### TASK DETAILS
The lines to return are those below that contain the word "time".

### Excerpts from an interface dataset
____________________

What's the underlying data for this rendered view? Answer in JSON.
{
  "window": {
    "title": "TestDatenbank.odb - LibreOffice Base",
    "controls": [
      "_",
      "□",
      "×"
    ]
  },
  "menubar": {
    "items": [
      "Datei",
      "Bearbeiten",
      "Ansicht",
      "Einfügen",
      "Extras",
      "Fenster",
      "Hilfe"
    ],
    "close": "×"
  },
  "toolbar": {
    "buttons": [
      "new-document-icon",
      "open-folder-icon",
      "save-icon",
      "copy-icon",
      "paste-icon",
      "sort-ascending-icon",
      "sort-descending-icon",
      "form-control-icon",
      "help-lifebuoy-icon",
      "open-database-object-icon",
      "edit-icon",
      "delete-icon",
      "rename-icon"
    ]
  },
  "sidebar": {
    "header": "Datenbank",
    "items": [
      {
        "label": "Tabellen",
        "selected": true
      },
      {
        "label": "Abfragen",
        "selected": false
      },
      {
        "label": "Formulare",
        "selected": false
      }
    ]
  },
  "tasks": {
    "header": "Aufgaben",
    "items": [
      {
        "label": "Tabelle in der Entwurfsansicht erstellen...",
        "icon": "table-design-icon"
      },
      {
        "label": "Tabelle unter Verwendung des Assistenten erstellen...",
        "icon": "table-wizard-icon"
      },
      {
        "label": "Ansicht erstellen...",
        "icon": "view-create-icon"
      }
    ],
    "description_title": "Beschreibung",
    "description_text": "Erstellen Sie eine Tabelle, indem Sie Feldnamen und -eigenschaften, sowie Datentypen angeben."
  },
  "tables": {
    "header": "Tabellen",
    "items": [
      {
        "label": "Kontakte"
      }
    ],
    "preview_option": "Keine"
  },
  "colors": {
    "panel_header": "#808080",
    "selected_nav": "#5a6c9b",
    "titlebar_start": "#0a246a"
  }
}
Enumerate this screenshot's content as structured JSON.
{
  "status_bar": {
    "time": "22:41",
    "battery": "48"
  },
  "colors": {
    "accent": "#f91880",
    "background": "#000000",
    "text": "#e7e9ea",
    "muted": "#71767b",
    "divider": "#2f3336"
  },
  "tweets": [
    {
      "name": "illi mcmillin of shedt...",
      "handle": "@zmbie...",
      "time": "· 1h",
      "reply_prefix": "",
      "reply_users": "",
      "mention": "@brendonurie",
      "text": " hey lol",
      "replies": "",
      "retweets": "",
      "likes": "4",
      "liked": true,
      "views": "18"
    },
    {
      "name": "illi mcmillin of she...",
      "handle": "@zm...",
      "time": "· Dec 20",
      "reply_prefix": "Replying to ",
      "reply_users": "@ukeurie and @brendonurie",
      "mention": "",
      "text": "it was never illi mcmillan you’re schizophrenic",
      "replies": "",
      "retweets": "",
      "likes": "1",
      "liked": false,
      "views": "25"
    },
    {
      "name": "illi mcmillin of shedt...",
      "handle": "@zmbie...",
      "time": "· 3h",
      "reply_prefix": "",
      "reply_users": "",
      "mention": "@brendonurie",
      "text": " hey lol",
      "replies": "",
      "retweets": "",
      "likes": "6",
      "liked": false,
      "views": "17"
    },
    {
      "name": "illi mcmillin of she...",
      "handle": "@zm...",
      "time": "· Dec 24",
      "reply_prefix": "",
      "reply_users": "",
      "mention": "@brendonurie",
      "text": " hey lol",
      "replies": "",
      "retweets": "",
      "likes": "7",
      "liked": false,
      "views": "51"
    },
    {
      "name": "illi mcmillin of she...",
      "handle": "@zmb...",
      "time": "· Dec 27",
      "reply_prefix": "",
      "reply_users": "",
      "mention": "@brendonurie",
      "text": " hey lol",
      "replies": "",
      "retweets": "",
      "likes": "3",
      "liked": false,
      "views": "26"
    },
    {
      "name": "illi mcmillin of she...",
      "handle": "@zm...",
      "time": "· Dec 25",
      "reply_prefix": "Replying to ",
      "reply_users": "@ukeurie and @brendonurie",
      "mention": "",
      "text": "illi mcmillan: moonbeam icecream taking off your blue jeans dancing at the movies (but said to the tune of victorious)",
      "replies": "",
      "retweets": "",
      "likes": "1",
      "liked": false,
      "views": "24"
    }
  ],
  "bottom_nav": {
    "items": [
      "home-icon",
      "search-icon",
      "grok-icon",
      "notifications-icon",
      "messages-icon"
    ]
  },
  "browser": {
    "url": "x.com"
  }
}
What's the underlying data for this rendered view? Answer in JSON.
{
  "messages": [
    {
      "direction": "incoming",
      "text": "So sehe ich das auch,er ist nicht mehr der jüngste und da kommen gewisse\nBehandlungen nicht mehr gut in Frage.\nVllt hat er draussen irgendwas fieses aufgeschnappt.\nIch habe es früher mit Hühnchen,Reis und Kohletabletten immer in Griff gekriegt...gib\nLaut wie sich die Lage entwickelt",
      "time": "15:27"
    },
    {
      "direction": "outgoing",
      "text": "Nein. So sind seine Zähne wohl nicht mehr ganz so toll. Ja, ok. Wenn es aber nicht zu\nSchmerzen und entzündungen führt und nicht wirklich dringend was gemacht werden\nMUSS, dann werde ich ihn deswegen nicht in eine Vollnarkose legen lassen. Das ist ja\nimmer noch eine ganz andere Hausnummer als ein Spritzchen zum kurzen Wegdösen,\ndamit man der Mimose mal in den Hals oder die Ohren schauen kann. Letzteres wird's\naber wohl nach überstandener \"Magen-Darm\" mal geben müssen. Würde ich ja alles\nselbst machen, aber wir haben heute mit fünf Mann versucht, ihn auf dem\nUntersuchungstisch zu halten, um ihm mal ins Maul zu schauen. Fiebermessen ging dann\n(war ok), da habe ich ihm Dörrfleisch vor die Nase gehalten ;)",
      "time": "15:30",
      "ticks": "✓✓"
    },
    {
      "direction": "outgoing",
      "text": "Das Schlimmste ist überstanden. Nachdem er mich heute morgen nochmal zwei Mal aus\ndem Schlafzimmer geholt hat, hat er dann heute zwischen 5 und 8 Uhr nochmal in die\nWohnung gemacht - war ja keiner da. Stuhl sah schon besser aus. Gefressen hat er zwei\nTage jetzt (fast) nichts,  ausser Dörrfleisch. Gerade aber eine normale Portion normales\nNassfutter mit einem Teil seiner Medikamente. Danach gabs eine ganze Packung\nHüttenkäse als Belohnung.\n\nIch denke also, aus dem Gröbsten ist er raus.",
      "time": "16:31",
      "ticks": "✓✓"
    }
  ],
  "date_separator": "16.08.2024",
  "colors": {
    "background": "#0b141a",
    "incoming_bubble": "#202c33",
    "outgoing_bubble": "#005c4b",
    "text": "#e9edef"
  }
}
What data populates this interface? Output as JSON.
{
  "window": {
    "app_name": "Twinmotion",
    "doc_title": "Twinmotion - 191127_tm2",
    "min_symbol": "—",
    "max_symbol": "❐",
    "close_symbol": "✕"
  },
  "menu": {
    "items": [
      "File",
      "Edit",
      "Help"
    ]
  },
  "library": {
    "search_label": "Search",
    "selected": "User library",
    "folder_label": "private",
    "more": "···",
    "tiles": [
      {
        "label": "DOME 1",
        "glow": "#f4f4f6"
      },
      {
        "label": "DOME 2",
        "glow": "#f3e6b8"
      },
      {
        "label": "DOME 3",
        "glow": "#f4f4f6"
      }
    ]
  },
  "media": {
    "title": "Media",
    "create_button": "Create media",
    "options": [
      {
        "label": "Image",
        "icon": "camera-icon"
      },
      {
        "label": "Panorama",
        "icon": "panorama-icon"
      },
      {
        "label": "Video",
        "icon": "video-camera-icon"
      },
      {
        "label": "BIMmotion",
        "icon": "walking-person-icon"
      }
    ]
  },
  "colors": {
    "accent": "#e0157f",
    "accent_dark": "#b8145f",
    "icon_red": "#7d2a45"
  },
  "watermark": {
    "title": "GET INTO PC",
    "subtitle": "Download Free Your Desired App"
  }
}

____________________

### FINAL ANSWER
    "time": "22:41",
      "time": "· 1h",
      "time": "· Dec 20",
      "time": "· 3h",
      "time": "· Dec 24",
      "time": "· Dec 27",
      "time": "· Dec 25",
      "time": "15:27"
      "time": "15:30",
      "time": "16:31",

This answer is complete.